dangerous chemicals into your body (Every single cigarette has
over 4,000 chemicals - including 200 known poisons) that can
affect your growing process in a bad way.
Cigarettes contain nicotine, a powerfully addictive substance
that provides an almost immediate “kick” because it causes a
discharge of epinephrine from the adrenal cortex. This
stimulates the central nervous system and other endocrine
glands, which causes a sudden release of glucose. Stimulation is
then followed by depression and fatigue, leading the abuser to
seek more nicotine.
Nicotine is absorbed readily from tobacco smoke in the lungs,
and it does not matter whether the tobacco smoke is from
cigarettes, cigars, or pipes. Nicotine also is absorbed readily
when tobacco is chewed. With regular use of tobacco, levels of
nicotine accumulate in the body during the day and persist
overnight. Thus, daily smokers or chewers are exposed to the
effects of nicotine for 24 hours each day.
Pregnant women who smoke cigarettes run an increased risk of
having stillborn or premature infants or infants with low
birth-weight. Children of women who smoked while pregnant have
an increased risk for developing conduct disorders.
Treatments: Studies have shown that pharmacological
treatment combined with behavioral treatment, including
psychological support and skills training to overcome high-risk
situations, results in some of the highest long-term abstinence
rates.

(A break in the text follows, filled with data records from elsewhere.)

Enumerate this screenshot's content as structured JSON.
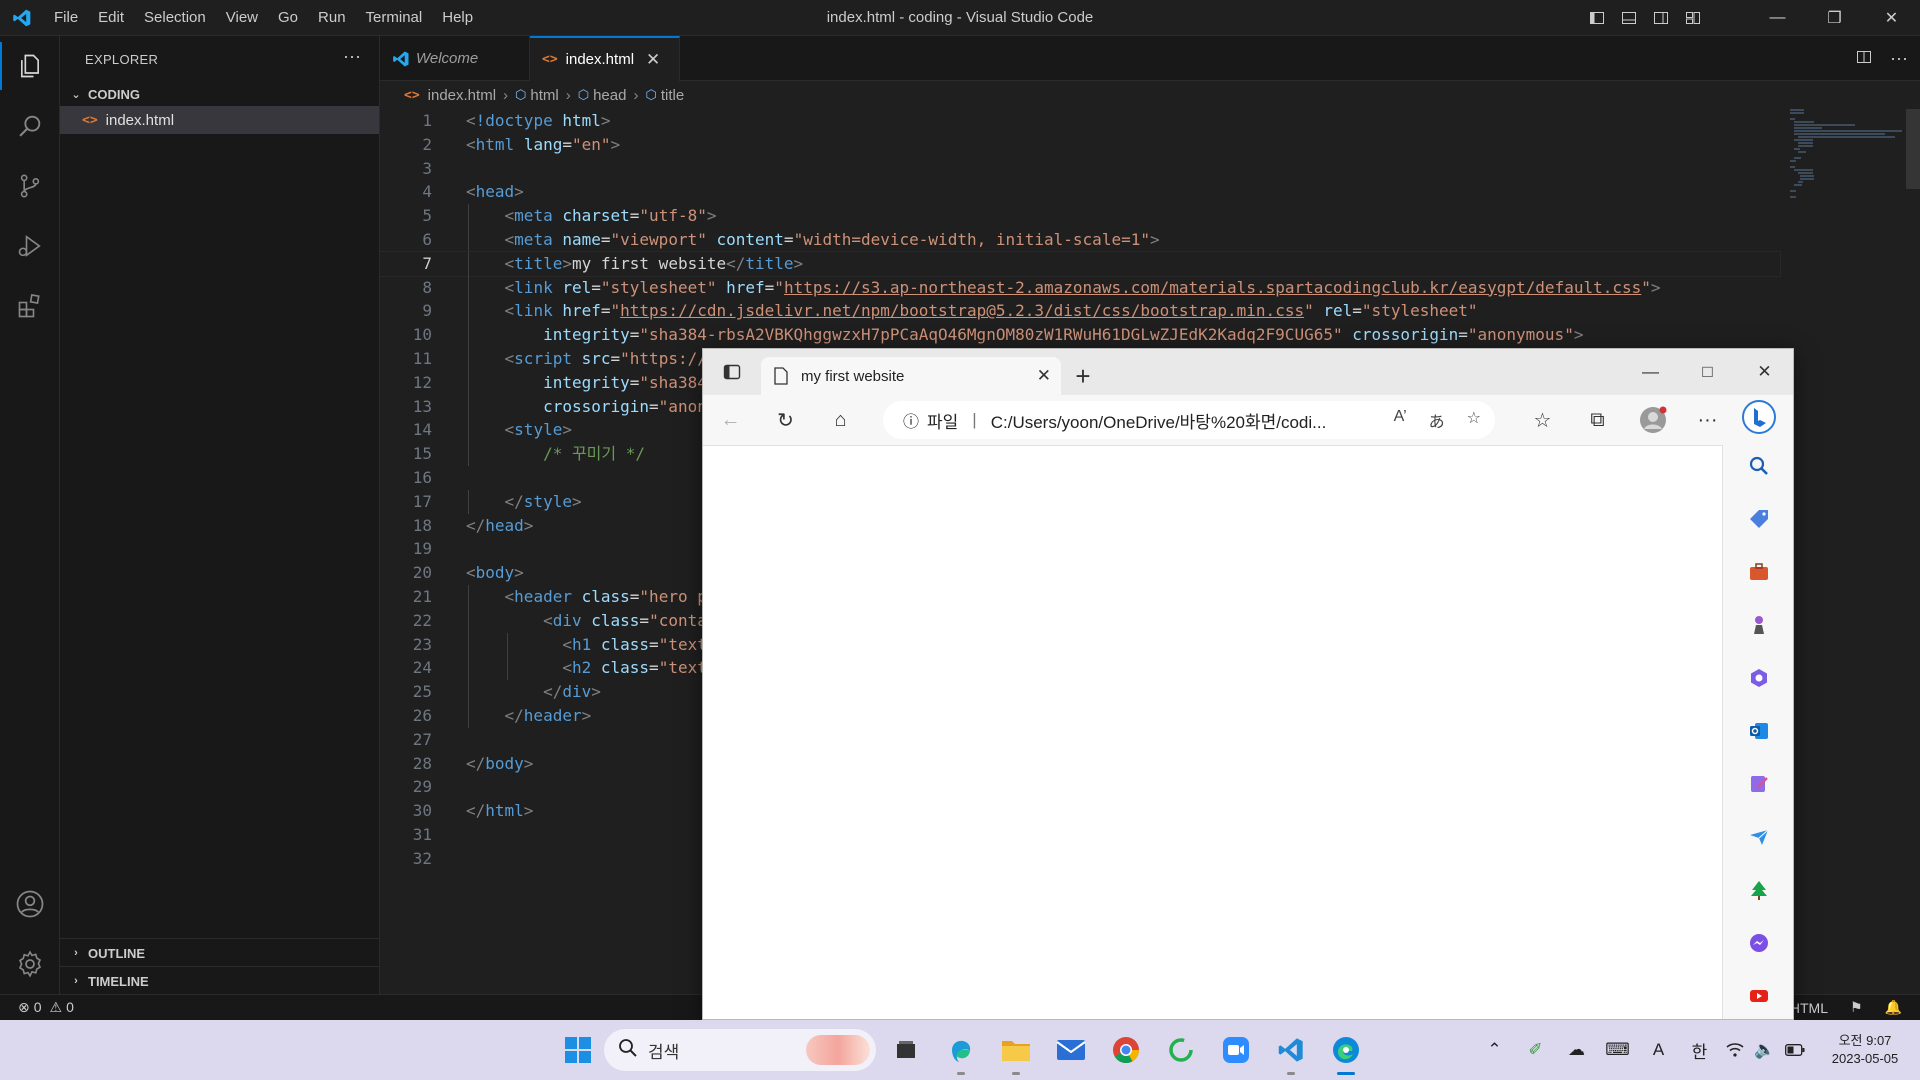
{
  "window": {
    "title": "index.html - coding - Visual Studio Code"
  },
  "menu": [
    "File",
    "Edit",
    "Selection",
    "View",
    "Go",
    "Run",
    "Terminal",
    "Help"
  ],
  "sidebar": {
    "header": "EXPLORER",
    "folder": "CODING",
    "file": "index.html",
    "outline": "OUTLINE",
    "timeline": "TIMELINE"
  },
  "tabs": {
    "welcome": "Welcome",
    "active": "index.html"
  },
  "breadcrumb": [
    "index.html",
    "html",
    "head",
    "title"
  ],
  "code_lines": [
    "<!doctype html>",
    "<html lang=\"en\">",
    "",
    "<head>",
    "    <meta charset=\"utf-8\">",
    "    <meta name=\"viewport\" content=\"width=device-width, initial-scale=1\">",
    "    <title>my first website</title>",
    "    <link rel=\"stylesheet\" href=\"https://s3.ap-northeast-2.amazonaws.com/materials.spartacodingclub.kr/easygpt/default.css\">",
    "    <link href=\"https://cdn.jsdelivr.net/npm/bootstrap@5.2.3/dist/css/bootstrap.min.css\" rel=\"stylesheet\"",
    "        integrity=\"sha384-rbsA2VBKQhggwzxH7pPCaAqO46MgnOM80zW1RWuH61DGLwZJEdK2Kadq2F9CUG65\" crossorigin=\"anonymous\">",
    "    <script src=\"https://",
    "        integrity=\"sha384",
    "        crossorigin=\"anon",
    "    <style>",
    "        /* 꾸미기 */",
    "",
    "    </style>",
    "</head>",
    "",
    "<body>",
    "    <header class=\"hero p",
    "        <div class=\"conta",
    "          <h1 class=\"text",
    "          <h2 class=\"text",
    "        </div>",
    "    </header>",
    "",
    "</body>",
    "",
    "</html>",
    "",
    ""
  ],
  "current_line": 7,
  "status": {
    "errors": "0",
    "warnings": "0",
    "language": "HTML"
  },
  "browser": {
    "tab_title": "my first website",
    "address_label": "파일",
    "address_url": "C:/Users/yoon/OneDrive/바탕%20화면/codi..."
  },
  "taskbar": {
    "search_placeholder": "검색",
    "time": "오전 9:07",
    "date": "2023-05-05",
    "ime_a": "A",
    "ime_han": "한"
  },
  "colors": {
    "accent": "#0078d4",
    "editor_bg": "#1f1f1f",
    "taskbar_bg": "#dcd8ee"
  }
}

Generally, rates of relapse for smoking cessation are
highest in the first few weeks and months and diminish
considerably after about 3 months.
Nicotine chewing gum, both nicotine gum and the nicotine patch,
as well as other nicotine replacements such as sprays and
inhalers, are used to help people fully quit smoking by reducing
withdrawal symptoms and preventing relapse while undergoing
Research: Research has shown that changes in the brain’s
pleasure circuits during withdrawal from chronic nicotine use.
These changes are comparable in magnitude and duration to
similar changes observed during withdrawal from other abused
drugs such as cocaine, opiates, amphetamines, and alcohol.